List all lines of the data that include the string "Trigger".

═════ EXTRACTED MATERIAL

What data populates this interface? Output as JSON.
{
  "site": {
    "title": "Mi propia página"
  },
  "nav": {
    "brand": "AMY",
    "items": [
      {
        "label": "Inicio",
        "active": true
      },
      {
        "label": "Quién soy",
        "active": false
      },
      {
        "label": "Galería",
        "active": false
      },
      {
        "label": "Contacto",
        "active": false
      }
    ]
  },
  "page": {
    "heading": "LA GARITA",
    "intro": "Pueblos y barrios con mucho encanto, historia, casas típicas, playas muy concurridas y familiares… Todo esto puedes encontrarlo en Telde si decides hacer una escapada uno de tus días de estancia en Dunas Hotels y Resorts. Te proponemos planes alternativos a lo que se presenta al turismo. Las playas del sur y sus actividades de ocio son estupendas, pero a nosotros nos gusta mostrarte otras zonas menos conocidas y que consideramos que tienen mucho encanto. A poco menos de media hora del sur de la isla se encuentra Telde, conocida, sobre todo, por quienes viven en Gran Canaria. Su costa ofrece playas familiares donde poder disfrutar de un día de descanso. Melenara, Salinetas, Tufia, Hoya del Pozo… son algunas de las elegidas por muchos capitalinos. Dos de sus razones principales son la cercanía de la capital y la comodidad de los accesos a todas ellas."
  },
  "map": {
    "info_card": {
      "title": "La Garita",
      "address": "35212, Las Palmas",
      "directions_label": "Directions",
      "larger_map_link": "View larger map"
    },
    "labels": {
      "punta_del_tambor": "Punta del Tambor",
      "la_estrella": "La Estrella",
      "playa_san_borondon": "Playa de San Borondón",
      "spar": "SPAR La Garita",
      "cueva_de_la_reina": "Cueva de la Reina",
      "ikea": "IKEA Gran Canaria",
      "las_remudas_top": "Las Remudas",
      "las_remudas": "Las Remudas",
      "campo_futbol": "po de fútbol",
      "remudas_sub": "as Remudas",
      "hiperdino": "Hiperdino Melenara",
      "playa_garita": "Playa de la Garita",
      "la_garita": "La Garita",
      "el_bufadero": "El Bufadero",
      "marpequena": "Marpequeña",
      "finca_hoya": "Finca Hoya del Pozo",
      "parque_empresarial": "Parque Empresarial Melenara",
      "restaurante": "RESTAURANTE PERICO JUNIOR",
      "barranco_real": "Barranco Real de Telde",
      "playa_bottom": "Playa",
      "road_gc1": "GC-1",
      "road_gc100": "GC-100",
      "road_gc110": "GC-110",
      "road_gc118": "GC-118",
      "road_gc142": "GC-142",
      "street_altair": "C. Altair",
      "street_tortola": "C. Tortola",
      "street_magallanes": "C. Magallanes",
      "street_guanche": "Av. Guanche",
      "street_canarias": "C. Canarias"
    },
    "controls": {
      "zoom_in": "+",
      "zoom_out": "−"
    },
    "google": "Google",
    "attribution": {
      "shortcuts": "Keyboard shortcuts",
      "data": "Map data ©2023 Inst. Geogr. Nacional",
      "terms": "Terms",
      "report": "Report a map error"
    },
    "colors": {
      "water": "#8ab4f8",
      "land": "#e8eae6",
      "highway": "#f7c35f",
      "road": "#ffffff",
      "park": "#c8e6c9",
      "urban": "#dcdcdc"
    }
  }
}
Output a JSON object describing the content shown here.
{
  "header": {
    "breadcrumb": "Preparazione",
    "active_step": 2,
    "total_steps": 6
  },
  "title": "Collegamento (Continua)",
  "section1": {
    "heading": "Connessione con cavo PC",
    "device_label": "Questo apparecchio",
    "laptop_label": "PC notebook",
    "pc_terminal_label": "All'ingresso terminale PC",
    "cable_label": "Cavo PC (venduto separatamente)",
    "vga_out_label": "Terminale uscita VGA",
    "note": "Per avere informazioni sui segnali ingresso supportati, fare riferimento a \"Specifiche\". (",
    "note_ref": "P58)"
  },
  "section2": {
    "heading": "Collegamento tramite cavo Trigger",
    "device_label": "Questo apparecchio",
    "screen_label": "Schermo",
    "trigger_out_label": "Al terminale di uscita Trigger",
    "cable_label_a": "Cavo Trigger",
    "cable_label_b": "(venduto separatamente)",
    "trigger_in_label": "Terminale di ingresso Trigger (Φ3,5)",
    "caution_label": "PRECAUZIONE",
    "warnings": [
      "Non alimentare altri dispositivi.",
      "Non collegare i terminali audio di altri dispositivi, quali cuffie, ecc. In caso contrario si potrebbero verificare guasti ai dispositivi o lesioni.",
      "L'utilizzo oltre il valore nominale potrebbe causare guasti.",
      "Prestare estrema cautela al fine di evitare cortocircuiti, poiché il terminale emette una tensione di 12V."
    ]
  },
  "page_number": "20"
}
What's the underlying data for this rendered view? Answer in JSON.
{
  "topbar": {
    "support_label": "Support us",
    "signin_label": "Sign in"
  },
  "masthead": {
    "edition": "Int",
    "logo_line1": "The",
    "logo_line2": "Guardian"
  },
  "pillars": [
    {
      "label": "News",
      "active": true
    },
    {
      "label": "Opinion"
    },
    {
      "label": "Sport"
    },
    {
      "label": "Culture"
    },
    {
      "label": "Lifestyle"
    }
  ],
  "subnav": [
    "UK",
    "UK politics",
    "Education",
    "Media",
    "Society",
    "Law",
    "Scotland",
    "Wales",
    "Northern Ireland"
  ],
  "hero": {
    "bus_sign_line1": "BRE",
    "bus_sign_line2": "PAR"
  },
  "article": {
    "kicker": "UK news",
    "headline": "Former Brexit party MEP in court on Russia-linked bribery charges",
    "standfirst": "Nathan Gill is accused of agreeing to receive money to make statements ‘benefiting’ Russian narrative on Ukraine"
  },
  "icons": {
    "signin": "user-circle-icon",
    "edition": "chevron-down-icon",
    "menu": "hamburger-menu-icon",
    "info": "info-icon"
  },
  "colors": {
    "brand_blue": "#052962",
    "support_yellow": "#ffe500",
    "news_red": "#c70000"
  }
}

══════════

> _SOLUTION FOR THIS EXERCISE_
    "heading": "Collegamento tramite cavo Trigger",
    "trigger_out_label": "Al terminale di uscita Trigger",
    "cable_label_a": "Cavo Trigger",
    "trigger_in_label": "Terminale di ingresso Trigger (Φ3,5)",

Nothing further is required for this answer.